This study shows that CHD mortality increases in women with increasing levels of thyrotropin within the reference range. These results indicate that relatively low but clinically normal thyroid function may increase the risk of fatal CHD.
Correspondence: Bjørn O. Åsvold, MD, Department of Public Health, Faculty of Medicine, Norwegian University of Science and Technology, N-7489 Trondheim, Norway (firstname.lastname@example.org).
Accepted for Publication: November 1, 2007.
Author Contributions: Dr Åsvold had full access to all of the data in the study and takes responsibility for the integrity of the data and the accuracy of the data analysis. Study concept and design: Åsvold, Bjøro, and Vatten. Acquisition of data: Bjøro and Vatten. Analysis and interpretation of data: Åsvold, Nilsen, Gunnell, and Vatten. Drafting of the manuscript: Åsvold and Vatten. Critical revision of the manuscript for important intellectual content: Bjøro, Nilsen, Gunnell, and Vatten. Statistical analysis: Åsvold and Nilsen. Obtained funding: Bjøro and Vatten. Administrative, technical, and material support: Vatten. Study supervision: Bjøro, Nilsen, Gunnell, and Vatten.
Financial Disclosure: None reported.
Funding/Support: This study was supported by the Norwegian University of Science and Technology and by the Central Norway Regional Health Authority.

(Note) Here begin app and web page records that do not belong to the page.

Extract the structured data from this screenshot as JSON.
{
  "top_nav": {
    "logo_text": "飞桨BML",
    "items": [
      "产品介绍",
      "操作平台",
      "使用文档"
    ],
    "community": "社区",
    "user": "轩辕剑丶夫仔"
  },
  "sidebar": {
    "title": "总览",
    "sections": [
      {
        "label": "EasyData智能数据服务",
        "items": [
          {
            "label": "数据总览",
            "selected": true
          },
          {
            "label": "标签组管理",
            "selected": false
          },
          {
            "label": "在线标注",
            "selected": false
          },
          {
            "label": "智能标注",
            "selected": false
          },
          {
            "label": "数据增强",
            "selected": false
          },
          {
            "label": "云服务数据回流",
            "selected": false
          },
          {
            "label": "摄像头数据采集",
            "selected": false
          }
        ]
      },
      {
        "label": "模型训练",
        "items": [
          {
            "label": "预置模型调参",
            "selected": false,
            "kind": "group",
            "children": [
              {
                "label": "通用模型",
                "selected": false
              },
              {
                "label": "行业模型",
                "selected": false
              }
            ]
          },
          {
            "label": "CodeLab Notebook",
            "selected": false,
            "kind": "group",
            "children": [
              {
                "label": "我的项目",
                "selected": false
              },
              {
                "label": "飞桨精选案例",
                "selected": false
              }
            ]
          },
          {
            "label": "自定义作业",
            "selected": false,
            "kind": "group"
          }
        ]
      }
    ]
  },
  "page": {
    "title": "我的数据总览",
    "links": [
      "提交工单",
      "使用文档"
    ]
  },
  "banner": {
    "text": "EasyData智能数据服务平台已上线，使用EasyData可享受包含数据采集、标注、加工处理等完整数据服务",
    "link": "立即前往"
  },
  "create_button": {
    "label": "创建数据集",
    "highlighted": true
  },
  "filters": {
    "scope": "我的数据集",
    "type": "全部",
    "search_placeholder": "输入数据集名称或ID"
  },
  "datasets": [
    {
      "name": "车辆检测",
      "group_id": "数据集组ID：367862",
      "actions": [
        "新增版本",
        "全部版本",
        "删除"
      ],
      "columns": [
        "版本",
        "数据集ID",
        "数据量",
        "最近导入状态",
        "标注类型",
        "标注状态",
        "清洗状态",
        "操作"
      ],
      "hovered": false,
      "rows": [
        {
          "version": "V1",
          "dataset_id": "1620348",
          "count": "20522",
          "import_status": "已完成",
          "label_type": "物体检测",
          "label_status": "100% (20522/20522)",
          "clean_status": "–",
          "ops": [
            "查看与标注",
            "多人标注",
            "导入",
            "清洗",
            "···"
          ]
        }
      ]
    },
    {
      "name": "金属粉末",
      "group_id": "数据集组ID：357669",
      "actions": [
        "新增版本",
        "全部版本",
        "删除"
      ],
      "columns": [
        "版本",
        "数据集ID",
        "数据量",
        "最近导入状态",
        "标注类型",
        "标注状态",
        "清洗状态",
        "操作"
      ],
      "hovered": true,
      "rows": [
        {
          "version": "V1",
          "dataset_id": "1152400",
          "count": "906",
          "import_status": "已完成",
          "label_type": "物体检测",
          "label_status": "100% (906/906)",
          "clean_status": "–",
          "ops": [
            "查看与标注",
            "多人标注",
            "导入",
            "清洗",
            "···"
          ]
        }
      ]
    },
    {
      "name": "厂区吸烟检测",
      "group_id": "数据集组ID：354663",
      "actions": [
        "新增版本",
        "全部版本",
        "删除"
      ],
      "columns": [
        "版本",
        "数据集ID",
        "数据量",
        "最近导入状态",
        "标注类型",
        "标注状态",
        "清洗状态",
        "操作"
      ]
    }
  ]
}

Additional Contributions: The Hormone Laboratory, Aker University Hospital, analyzed all thyroid function tests with financial support from Wallac Oy. The HUNT Research Centre provided the data.